INPUT MATERIAL below:

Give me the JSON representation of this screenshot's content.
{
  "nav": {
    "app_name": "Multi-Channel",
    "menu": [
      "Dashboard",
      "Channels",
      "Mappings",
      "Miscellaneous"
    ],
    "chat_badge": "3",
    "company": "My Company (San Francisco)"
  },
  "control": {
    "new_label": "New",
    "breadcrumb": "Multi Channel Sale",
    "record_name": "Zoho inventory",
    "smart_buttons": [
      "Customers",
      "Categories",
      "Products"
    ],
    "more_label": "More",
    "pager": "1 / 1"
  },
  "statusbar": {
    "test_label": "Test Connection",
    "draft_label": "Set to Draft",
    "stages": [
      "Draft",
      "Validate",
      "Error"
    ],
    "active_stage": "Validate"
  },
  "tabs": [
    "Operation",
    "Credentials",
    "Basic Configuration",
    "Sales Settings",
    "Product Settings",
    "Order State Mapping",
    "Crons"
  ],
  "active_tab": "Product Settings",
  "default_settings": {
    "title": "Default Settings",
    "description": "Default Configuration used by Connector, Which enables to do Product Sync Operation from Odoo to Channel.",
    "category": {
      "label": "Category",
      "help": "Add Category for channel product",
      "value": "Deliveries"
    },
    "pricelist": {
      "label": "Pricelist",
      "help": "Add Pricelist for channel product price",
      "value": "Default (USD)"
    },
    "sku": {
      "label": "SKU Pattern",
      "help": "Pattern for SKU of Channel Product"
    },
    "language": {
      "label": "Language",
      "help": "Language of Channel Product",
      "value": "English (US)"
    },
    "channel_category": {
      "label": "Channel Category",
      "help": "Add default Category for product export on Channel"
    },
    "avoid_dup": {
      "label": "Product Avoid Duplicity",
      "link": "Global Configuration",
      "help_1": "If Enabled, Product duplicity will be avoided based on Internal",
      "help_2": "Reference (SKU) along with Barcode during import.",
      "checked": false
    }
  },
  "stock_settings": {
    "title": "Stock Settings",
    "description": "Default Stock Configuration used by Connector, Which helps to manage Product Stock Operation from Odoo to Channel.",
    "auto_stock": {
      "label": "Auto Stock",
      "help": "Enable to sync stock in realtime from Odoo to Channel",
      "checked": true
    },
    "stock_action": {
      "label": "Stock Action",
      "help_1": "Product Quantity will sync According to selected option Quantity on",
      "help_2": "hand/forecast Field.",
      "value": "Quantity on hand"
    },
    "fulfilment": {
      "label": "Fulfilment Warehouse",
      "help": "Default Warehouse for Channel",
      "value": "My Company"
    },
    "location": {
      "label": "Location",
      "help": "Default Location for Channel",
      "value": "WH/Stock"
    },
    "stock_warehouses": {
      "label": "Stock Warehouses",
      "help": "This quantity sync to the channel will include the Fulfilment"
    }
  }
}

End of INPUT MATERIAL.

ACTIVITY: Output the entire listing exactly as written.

ANSWER TO THE EXERCISE:
Give me the JSON representation of this screenshot's content.
{
  "nav": {
    "app_name": "Multi-Channel",
    "menu": [
      "Dashboard",
      "Channels",
      "Mappings",
      "Miscellaneous"
    ],
    "chat_badge": "3",
    "company": "My Company (San Francisco)"
  },
  "control": {
    "new_label": "New",
    "breadcrumb": "Multi Channel Sale",
    "record_name": "Zoho inventory",
    "smart_buttons": [
      "Customers",
      "Categories",
      "Products"
    ],
    "more_label": "More",
    "pager": "1 / 1"
  },
  "statusbar": {
    "test_label": "Test Connection",
    "draft_label": "Set to Draft",
    "stages": [
      "Draft",
      "Validate",
      "Error"
    ],
    "active_stage": "Validate"
  },
  "tabs": [
    "Operation",
    "Credentials",
    "Basic Configuration",
    "Sales Settings",
    "Product Settings",
    "Order State Mapping",
    "Crons"
  ],
  "active_tab": "Product Settings",
  "default_settings": {
    "title": "Default Settings",
    "description": "Default Configuration used by Connector, Which enables to do Product Sync Operation from Odoo to Channel.",
    "category": {
      "label": "Category",
      "help": "Add Category for channel product",
      "value": "Deliveries"
    },
    "pricelist": {
      "label": "Pricelist",
      "help": "Add Pricelist for channel product price",
      "value": "Default (USD)"
    },
    "sku": {
      "label": "SKU Pattern",
      "help": "Pattern for SKU of Channel Product"
    },
    "language": {
      "label": "Language",
      "help": "Language of Channel Product",
      "value": "English (US)"
    },
    "channel_category": {
      "label": "Channel Category",
      "help": "Add default Category for product export on Channel"
    },
    "avoid_dup": {
      "label": "Product Avoid Duplicity",
      "link": "Global Configuration",
      "help_1": "If Enabled, Product duplicity will be avoided based on Internal",
      "help_2": "Reference (SKU) along with Barcode during import.",
      "checked": false
    }
  },
  "stock_settings": {
    "title": "Stock Settings",
    "description": "Default Stock Configuration used by Connector, Which helps to manage Product Stock Operation from Odoo to Channel.",
    "auto_stock": {
      "label": "Auto Stock",
      "help": "Enable to sync stock in realtime from Odoo to Channel",
      "checked": true
    },
    "stock_action": {
      "label": "Stock Action",
      "help_1": "Product Quantity will sync According to selected option Quantity on",
      "help_2": "hand/forecast Field.",
      "value": "Quantity on hand"
    },
    "fulfilment": {
      "label": "Fulfilment Warehouse",
      "help": "Default Warehouse for Channel",
      "value": "My Company"
    },
    "location": {
      "label": "Location",
      "help": "Default Location for Channel",
      "value": "WH/Stock"
    },
    "stock_warehouses": {
      "label": "Stock Warehouses",
      "help": "This quantity sync to the channel will include the Fulfilment"
    }
  }
}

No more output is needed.